- [Goal of the exercise]: What the task requires is each entry, restated exactly.

---------------

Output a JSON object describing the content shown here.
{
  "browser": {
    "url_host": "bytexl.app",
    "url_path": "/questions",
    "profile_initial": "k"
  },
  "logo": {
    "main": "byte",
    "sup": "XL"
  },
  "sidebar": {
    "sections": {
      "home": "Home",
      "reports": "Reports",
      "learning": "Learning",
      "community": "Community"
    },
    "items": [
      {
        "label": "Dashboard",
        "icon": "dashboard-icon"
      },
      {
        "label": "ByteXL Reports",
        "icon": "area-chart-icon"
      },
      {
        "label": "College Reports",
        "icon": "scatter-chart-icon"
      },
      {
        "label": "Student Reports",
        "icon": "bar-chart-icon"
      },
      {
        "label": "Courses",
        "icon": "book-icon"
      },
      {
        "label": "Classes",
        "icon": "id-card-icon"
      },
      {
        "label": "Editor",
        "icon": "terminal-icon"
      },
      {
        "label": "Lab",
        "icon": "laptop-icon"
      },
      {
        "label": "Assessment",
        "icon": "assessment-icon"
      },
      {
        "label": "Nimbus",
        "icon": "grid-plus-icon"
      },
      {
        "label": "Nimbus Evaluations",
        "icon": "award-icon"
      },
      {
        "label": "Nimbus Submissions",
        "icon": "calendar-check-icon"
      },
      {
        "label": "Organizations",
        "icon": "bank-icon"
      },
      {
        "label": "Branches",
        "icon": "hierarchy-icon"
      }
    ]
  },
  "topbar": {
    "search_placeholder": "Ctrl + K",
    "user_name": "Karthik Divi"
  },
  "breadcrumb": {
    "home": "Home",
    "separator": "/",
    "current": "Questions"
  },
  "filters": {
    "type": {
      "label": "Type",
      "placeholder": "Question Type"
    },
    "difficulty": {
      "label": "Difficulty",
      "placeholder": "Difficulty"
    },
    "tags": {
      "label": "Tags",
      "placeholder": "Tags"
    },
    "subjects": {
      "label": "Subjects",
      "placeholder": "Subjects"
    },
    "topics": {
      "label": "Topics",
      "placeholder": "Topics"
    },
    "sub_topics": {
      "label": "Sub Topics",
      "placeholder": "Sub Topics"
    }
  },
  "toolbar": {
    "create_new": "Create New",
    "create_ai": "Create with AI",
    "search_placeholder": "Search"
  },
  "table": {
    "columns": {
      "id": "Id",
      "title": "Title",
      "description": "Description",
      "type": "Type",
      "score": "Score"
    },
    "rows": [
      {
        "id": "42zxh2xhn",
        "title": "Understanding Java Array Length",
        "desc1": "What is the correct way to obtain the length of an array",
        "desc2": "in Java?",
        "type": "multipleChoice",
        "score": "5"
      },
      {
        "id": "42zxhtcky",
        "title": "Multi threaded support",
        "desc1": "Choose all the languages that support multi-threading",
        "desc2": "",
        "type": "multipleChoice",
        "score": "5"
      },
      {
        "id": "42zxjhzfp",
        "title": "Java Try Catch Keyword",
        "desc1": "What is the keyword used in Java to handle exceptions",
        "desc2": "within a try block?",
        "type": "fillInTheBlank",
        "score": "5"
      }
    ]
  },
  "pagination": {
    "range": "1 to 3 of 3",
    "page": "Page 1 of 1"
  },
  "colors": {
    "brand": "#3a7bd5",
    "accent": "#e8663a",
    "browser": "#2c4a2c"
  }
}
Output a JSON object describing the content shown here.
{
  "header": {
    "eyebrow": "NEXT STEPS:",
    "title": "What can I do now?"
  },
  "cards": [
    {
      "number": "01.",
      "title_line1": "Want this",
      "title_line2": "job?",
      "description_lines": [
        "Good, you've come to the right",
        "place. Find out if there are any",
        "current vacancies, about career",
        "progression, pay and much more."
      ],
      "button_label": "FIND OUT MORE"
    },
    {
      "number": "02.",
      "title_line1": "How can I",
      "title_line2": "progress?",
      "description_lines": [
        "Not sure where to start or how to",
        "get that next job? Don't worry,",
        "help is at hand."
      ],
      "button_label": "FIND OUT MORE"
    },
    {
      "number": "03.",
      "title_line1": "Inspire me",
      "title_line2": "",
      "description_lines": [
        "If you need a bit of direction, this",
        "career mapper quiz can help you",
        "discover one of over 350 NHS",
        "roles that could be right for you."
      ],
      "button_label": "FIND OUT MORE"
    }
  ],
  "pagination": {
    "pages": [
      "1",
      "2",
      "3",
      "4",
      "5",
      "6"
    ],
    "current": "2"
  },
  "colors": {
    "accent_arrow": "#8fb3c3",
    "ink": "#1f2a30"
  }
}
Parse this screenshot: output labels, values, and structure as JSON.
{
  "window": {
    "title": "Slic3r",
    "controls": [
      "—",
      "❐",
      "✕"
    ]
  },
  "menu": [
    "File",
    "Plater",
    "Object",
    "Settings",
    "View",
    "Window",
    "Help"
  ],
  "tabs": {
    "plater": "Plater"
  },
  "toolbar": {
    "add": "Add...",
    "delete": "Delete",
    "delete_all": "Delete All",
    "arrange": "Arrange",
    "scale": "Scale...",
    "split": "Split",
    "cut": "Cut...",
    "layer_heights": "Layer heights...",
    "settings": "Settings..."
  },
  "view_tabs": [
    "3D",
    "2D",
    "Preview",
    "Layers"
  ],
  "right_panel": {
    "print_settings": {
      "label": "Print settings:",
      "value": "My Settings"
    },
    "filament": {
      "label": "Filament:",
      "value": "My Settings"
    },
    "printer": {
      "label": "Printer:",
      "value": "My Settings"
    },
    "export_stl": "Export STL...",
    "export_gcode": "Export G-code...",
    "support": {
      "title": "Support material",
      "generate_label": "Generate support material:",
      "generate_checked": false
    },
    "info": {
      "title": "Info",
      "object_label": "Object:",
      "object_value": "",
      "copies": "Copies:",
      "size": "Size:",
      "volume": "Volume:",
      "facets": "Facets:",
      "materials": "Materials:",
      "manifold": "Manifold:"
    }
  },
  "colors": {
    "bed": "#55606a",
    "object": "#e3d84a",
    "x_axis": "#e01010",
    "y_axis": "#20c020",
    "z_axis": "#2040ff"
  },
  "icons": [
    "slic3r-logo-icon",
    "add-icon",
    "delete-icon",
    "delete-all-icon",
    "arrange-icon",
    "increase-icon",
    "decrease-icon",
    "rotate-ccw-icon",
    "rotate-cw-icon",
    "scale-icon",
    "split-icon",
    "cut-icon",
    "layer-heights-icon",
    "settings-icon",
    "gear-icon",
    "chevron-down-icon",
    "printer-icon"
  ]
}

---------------

- [Expected answer]:
Output a JSON object describing the content shown here.
{
  "browser": {
    "url_host": "bytexl.app",
    "url_path": "/questions",
    "profile_initial": "k"
  },
  "logo": {
    "main": "byte",
    "sup": "XL"
  },
  "sidebar": {
    "sections": {
      "home": "Home",
      "reports": "Reports",
      "learning": "Learning",
      "community": "Community"
    },
    "items": [
      {
        "label": "Dashboard",
        "icon": "dashboard-icon"
      },
      {
        "label": "ByteXL Reports",
        "icon": "area-chart-icon"
      },
      {
        "label": "College Reports",
        "icon": "scatter-chart-icon"
      },
      {
        "label": "Student Reports",
        "icon": "bar-chart-icon"
      },
      {
        "label": "Courses",
        "icon": "book-icon"
      },
      {
        "label": "Classes",
        "icon": "id-card-icon"
      },
      {
        "label": "Editor",
        "icon": "terminal-icon"
      },
      {
        "label": "Lab",
        "icon": "laptop-icon"
      },
      {
        "label": "Assessment",
        "icon": "assessment-icon"
      },
      {
        "label": "Nimbus",
        "icon": "grid-plus-icon"
      },
      {
        "label": "Nimbus Evaluations",
        "icon": "award-icon"
      },
      {
        "label": "Nimbus Submissions",
        "icon": "calendar-check-icon"
      },
      {
        "label": "Organizations",
        "icon": "bank-icon"
      },
      {
        "label": "Branches",
        "icon": "hierarchy-icon"
      }
    ]
  },
  "topbar": {
    "search_placeholder": "Ctrl + K",
    "user_name": "Karthik Divi"
  },
  "breadcrumb": {
    "home": "Home",
    "separator": "/",
    "current": "Questions"
  },
  "filters": {
    "type": {
      "label": "Type",
      "placeholder": "Question Type"
    },
    "difficulty": {
      "label": "Difficulty",
      "placeholder": "Difficulty"
    },
    "tags": {
      "label": "Tags",
      "placeholder": "Tags"
    },
    "subjects": {
      "label": "Subjects",
      "placeholder": "Subjects"
    },
    "topics": {
      "label": "Topics",
      "placeholder": "Topics"
    },
    "sub_topics": {
      "label": "Sub Topics",
      "placeholder": "Sub Topics"
    }
  },
  "toolbar": {
    "create_new": "Create New",
    "create_ai": "Create with AI",
    "search_placeholder": "Search"
  },
  "table": {
    "columns": {
      "id": "Id",
      "title": "Title",
      "description": "Description",
      "type": "Type",
      "score": "Score"
    },
    "rows": [
      {
        "id": "42zxh2xhn",
        "title": "Understanding Java Array Length",
        "desc1": "What is the correct way to obtain the length of an array",
        "desc2": "in Java?",
        "type": "multipleChoice",
        "score": "5"
      },
      {
        "id": "42zxhtcky",
        "title": "Multi threaded support",
        "desc1": "Choose all the languages that support multi-threading",
        "desc2": "",
        "type": "multipleChoice",
        "score": "5"
      },
      {
        "id": "42zxjhzfp",
        "title": "Java Try Catch Keyword",
        "desc1": "What is the keyword used in Java to handle exceptions",
        "desc2": "within a try block?",
        "type": "fillInTheBlank",
        "score": "5"
      }
    ]
  },
  "pagination": {
    "range": "1 to 3 of 3",
    "page": "Page 1 of 1"
  },
  "colors": {
    "brand": "#3a7bd5",
    "accent": "#e8663a",
    "browser": "#2c4a2c"
  }
}
Output a JSON object describing the content shown here.
{
  "header": {
    "eyebrow": "NEXT STEPS:",
    "title": "What can I do now?"
  },
  "cards": [
    {
      "number": "01.",
      "title_line1": "Want this",
      "title_line2": "job?",
      "description_lines": [
        "Good, you've come to the right",
        "place. Find out if there are any",
        "current vacancies, about career",
        "progression, pay and much more."
      ],
      "button_label": "FIND OUT MORE"
    },
    {
      "number": "02.",
      "title_line1": "How can I",
      "title_line2": "progress?",
      "description_lines": [
        "Not sure where to start or how to",
        "get that next job? Don't worry,",
        "help is at hand."
      ],
      "button_label": "FIND OUT MORE"
    },
    {
      "number": "03.",
      "title_line1": "Inspire me",
      "title_line2": "",
      "description_lines": [
        "If you need a bit of direction, this",
        "career mapper quiz can help you",
        "discover one of over 350 NHS",
        "roles that could be right for you."
      ],
      "button_label": "FIND OUT MORE"
    }
  ],
  "pagination": {
    "pages": [
      "1",
      "2",
      "3",
      "4",
      "5",
      "6"
    ],
    "current": "2"
  },
  "colors": {
    "accent_arrow": "#8fb3c3",
    "ink": "#1f2a30"
  }
}
Parse this screenshot: output labels, values, and structure as JSON.
{
  "window": {
    "title": "Slic3r",
    "controls": [
      "—",
      "❐",
      "✕"
    ]
  },
  "menu": [
    "File",
    "Plater",
    "Object",
    "Settings",
    "View",
    "Window",
    "Help"
  ],
  "tabs": {
    "plater": "Plater"
  },
  "toolbar": {
    "add": "Add...",
    "delete": "Delete",
    "delete_all": "Delete All",
    "arrange": "Arrange",
    "scale": "Scale...",
    "split": "Split",
    "cut": "Cut...",
    "layer_heights": "Layer heights...",
    "settings": "Settings..."
  },
  "view_tabs": [
    "3D",
    "2D",
    "Preview",
    "Layers"
  ],
  "right_panel": {
    "print_settings": {
      "label": "Print settings:",
      "value": "My Settings"
    },
    "filament": {
      "label": "Filament:",
      "value": "My Settings"
    },
    "printer": {
      "label": "Printer:",
      "value": "My Settings"
    },
    "export_stl": "Export STL...",
    "export_gcode": "Export G-code...",
    "support": {
      "title": "Support material",
      "generate_label": "Generate support material:",
      "generate_checked": false
    },
    "info": {
      "title": "Info",
      "object_label": "Object:",
      "object_value": "",
      "copies": "Copies:",
      "size": "Size:",
      "volume": "Volume:",
      "facets": "Facets:",
      "materials": "Materials:",
      "manifold": "Manifold:"
    }
  },
  "colors": {
    "bed": "#55606a",
    "object": "#e3d84a",
    "x_axis": "#e01010",
    "y_axis": "#20c020",
    "z_axis": "#2040ff"
  },
  "icons": [
    "slic3r-logo-icon",
    "add-icon",
    "delete-icon",
    "delete-all-icon",
    "arrange-icon",
    "increase-icon",
    "decrease-icon",
    "rotate-ccw-icon",
    "rotate-cw-icon",
    "scale-icon",
    "split-icon",
    "cut-icon",
    "layer-heights-icon",
    "settings-icon",
    "gear-icon",
    "chevron-down-icon",
    "printer-icon"
  ]
}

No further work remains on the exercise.